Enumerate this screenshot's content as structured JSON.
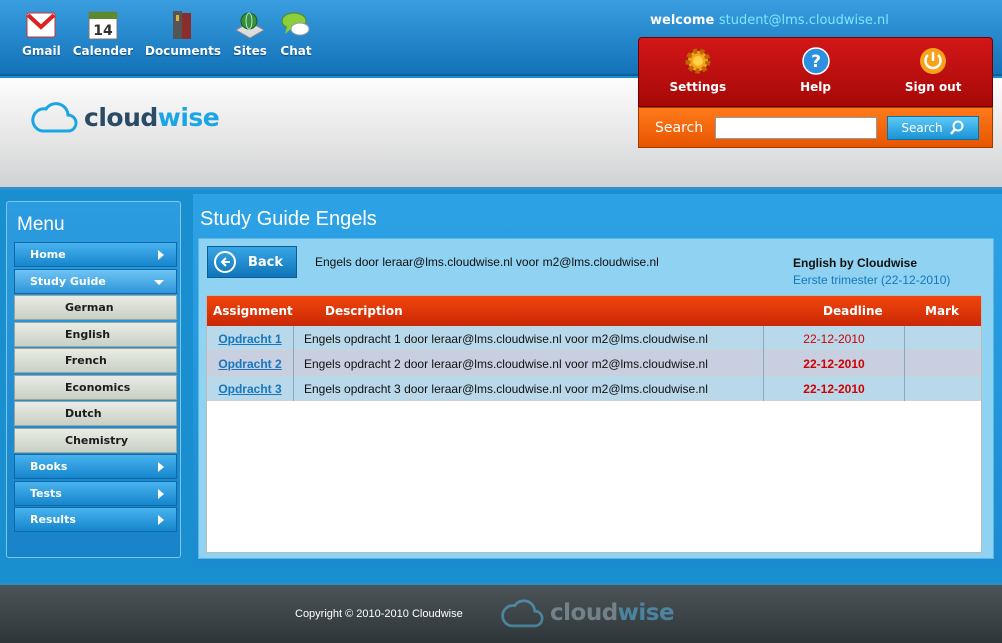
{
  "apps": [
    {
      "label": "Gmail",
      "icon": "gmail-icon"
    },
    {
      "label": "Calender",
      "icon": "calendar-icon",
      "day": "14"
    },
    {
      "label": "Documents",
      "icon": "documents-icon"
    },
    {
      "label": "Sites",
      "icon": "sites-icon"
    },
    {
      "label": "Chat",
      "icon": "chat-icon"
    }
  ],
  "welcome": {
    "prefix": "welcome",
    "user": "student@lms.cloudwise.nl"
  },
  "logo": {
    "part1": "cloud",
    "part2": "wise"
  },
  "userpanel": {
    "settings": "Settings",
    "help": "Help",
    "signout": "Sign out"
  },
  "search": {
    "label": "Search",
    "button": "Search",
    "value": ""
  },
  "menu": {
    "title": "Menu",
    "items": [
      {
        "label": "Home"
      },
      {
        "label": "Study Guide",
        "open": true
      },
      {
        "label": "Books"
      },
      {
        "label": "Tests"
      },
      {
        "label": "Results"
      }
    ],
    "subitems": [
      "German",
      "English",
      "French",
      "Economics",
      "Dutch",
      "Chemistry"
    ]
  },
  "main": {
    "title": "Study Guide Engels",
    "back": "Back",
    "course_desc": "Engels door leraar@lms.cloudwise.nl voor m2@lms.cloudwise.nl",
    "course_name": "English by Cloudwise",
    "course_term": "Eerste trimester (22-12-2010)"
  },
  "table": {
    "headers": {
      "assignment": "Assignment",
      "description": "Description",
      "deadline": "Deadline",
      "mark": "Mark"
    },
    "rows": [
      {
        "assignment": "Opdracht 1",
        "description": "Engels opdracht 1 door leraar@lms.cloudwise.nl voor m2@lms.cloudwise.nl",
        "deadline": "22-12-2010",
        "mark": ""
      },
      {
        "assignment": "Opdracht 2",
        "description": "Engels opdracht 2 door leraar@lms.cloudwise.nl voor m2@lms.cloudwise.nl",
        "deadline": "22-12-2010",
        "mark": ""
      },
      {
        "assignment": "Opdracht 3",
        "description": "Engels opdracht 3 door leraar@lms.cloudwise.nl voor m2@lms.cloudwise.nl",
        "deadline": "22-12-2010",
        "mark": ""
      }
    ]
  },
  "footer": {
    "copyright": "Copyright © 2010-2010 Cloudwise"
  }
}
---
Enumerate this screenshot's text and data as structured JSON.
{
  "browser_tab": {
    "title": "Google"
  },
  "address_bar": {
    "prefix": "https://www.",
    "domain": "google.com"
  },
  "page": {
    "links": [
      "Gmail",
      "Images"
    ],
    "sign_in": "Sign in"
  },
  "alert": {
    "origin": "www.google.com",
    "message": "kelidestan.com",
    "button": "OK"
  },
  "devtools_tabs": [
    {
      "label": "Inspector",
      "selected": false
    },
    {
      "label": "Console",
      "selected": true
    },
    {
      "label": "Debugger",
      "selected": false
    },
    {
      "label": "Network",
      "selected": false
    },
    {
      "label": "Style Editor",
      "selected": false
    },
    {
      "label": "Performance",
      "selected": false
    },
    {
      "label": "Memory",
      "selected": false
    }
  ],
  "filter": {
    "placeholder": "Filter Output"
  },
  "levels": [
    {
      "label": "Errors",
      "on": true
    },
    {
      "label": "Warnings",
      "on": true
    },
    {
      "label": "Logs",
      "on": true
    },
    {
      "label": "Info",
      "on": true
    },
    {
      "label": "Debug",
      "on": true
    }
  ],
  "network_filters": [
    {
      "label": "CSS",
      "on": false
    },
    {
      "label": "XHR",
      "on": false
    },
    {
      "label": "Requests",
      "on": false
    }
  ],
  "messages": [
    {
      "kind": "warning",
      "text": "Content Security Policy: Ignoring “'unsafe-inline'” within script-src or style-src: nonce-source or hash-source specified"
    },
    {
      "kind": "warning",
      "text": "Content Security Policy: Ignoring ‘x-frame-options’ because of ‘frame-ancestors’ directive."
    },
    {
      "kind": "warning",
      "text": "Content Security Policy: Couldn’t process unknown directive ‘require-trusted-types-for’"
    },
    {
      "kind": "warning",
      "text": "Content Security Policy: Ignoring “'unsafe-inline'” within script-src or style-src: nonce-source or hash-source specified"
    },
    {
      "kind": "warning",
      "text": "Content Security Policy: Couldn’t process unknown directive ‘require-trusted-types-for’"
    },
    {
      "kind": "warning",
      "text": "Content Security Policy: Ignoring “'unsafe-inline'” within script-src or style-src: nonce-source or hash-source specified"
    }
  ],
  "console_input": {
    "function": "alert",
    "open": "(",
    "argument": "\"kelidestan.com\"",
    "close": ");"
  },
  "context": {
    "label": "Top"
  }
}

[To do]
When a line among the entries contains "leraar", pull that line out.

[Exercise response]
    "course_desc": "Engels door leraar@lms.cloudwise.nl voor m2@lms.cloudwise.nl",
        "description": "Engels opdracht 1 door leraar@lms.cloudwise.nl voor m2@lms.cloudwise.nl",
        "description": "Engels opdracht 2 door leraar@lms.cloudwise.nl voor m2@lms.cloudwise.nl",
        "description": "Engels opdracht 3 door leraar@lms.cloudwise.nl voor m2@lms.cloudwise.nl",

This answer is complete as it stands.